Fuzzy Math & Missing Dollars

Tom, Dick and Harry on the way to a conference decided to stop along the way and get a hotel room. It was late at night, but they saw in the distance ahead a hotel with a neon sign that said “Vacancy.”

By Bill Rusteberg

The three asked to rent three rooms, but were told only one was available. “How much is it?”  asked Harry. “It’s $30” replied the clerk. So each forked over $10, received the key and went to their room to retire for the night.

But the clerk soon realized that he overcharged the three. Instead of $30, the actual room rate was $25. So he gave his assistant $5 and said “I’ve overcharged for room 34 – return this refund please.”

On the way to room 34 the assistant thought “I’ll give each of the three men $1 as a refund, and keep the remaining $2 as my tip!”

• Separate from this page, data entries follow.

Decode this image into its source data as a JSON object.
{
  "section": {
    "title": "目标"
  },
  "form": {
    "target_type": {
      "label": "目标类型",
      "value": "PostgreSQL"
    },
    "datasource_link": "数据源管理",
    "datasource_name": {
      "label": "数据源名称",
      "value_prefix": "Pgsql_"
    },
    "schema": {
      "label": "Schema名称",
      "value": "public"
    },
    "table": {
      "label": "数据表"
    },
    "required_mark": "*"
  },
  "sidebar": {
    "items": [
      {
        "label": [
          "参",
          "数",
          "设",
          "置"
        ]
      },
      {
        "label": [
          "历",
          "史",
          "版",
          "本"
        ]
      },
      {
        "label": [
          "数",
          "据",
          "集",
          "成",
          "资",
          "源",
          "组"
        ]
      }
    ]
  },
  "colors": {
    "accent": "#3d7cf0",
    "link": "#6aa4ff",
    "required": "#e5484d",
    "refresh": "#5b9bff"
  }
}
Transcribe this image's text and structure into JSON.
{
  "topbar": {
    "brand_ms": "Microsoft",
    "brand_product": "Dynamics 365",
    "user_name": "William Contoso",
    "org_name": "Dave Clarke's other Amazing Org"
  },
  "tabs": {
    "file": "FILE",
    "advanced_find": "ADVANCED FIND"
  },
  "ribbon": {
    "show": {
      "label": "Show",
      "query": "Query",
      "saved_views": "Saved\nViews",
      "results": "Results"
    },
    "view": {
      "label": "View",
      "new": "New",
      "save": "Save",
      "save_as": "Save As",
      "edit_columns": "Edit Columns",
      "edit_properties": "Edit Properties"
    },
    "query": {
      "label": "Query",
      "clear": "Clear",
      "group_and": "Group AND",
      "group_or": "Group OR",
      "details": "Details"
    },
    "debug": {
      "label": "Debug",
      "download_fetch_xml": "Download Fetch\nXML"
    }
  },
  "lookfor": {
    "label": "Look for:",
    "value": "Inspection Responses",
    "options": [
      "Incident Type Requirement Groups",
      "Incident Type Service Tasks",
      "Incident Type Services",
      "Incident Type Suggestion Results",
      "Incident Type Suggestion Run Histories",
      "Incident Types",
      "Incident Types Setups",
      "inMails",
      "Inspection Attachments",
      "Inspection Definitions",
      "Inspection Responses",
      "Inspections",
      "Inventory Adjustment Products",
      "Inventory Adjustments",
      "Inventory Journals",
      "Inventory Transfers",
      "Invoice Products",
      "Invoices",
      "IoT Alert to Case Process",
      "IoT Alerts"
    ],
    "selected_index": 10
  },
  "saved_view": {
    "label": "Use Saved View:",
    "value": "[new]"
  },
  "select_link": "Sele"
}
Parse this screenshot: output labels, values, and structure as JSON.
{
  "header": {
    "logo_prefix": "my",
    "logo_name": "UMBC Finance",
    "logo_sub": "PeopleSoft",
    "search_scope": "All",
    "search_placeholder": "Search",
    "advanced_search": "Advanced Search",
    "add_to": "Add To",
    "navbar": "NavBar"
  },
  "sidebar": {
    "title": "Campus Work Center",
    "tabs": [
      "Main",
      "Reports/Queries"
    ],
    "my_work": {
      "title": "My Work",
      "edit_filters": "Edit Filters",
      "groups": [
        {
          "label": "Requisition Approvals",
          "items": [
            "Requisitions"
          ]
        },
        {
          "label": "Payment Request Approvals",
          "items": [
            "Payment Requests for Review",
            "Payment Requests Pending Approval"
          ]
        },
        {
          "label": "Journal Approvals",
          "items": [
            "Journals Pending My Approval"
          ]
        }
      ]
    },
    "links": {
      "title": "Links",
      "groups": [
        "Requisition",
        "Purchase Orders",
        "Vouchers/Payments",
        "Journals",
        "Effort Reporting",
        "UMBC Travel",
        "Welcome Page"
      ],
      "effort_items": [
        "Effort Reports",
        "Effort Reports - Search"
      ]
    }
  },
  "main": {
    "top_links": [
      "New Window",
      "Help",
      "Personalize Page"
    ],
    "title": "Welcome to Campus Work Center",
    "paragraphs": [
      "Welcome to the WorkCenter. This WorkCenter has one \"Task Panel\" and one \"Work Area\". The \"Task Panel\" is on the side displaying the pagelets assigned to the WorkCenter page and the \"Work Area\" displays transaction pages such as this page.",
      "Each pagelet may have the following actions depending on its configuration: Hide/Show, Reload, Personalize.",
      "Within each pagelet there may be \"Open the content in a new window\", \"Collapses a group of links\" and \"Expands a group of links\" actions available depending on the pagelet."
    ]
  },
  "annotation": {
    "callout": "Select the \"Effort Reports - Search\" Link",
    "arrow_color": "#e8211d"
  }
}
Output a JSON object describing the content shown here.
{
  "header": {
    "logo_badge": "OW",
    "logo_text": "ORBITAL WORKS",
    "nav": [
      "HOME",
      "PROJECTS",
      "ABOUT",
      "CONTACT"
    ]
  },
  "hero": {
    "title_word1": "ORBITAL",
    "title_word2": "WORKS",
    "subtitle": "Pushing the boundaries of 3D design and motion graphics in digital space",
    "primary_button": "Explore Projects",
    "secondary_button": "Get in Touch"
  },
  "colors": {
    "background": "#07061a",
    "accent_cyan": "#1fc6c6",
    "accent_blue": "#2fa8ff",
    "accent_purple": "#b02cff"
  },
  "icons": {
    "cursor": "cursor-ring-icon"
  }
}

The men were delighted to receive their refund of $1 each. So each originally spent $10, but received $1 back for a net cost of $9 each. That means the three spent in total $27 for the room. And of course the bell hop kept $2 as his “tip”.

The hotel received a net $29, the bell hop kept $2. Where the heck is the missing dollar?

Health insurance renewals can represent Fuzzy Math too. There can be missing dollars at every turn. For example, a TPA presents a renewal increase of 4% when it is really much more than that. A 25% increase in stop loss premium presented as an overall + 4%  “renewal” is a lot easier to sell plus it’s a great way to increase commissions.

Tracking the money trail though health plans is not that hard to do. We once were tasked with reviewing the finances of a 2,500 life self-funded Texas school district. The broker was paid $4 pepm, or about $120,000 per year. But after our review we found the district employed two brokers, one they never heard of or met, and together they were sharing $614,000 per year. The difference between $614,000 and $120,000 was hidden in the claim side of the ledger.

If plan sponsors knew the truth they would be in a position to do something about it. You can’t fix what you don’t see.